FBI InterviewConduct an interview or interrogate?  Is there a difference?  Absolutely.
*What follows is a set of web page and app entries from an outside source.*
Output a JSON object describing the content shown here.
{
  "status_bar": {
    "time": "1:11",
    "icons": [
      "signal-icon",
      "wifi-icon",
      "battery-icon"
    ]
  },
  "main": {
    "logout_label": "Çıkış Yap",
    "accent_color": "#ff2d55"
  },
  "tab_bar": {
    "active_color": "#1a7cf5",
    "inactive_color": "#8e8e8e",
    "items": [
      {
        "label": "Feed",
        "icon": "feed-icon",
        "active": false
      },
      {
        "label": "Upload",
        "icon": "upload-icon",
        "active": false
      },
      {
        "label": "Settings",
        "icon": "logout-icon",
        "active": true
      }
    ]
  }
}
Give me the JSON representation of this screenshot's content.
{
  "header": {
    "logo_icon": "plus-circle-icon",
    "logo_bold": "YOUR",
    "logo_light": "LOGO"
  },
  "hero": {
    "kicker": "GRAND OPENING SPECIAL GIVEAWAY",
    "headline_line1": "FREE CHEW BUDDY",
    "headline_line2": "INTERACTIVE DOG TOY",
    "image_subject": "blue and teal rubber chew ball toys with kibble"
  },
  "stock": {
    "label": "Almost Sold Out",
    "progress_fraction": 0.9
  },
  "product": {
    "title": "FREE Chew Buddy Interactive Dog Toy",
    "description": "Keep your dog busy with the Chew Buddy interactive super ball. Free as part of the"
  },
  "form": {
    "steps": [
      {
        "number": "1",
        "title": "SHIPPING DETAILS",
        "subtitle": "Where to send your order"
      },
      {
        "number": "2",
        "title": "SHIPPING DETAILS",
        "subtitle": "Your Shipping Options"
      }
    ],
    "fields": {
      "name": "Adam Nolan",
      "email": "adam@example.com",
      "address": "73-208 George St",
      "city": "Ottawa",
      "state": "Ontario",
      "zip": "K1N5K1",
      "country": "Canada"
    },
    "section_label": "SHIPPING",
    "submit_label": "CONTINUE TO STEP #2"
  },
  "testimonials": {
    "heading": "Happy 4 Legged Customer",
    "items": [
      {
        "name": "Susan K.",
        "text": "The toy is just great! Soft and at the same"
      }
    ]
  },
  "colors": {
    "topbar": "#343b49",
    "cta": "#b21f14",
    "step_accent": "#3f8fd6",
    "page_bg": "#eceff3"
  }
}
Differences include whether someone is a witness to a crime or the subject of an investigation, and maybe under arrest; hence, an investigator might want to conduct an interrogation versus an interview.  But here in the United States, a person has a constitutional right to speak with an attorney and “not” answer questions, so agents are more inclined to conduct interviews versus try to interrogate.

Conducting an interview investigators will generally use a more cordial tone of conversation, permitting a person to feel more comfortable both physically and psychologically.  On the other hand, whenever a person is questioned while under arrest, the interview is clearly an interrogation.  While the techniques are distinct for each approach, both are focused on getting information and evaluating truthfulness.

Responding to an incident report, police are generally more aggressive trying to help a victim and/or identify and arrest a fleeing suspect.  But seeking information for use by investigators, police must also develop important strategies that tend to elicit information versus intimidate and annoy someone, since a person can always decline to provide information and/or demand to speak with an attorney—halting an interview.

And conducting an interrogation or interview, investigators need to make sure they don’t divulge information, since any suspect will try to discover what law enforcement knows.  And bluffing … not having answers … investigators will discover “not” being prepared for an interview, suspects are quick to discern what investigators know or don’t know.  So with an eye on the clock, thinking just one more question and maybe an interview and/or interrogation might be over, suspects, in particular career criminals learn quickly to play rope-a dope with authorities, providing one foolish answer after another, lest they be confronted by an investigator with a command of the facts and told … time was not a problem.


Directory members can be extremely helpful to anyone seeking information and/or requiring a professional opinion concerning the interview process.  Looking for an expert or an investigator—visitors can use the website’s search feature, entering the appropriate skill and the geographical area of preference to locate a retired FBI agent, and thereafter make contact, using the information provided.


Retired FBI Agents and Analysts, interested in securing a Directory listing and/or a personal email address need only submit an brief online application to join the website.

Agents with Interview skillset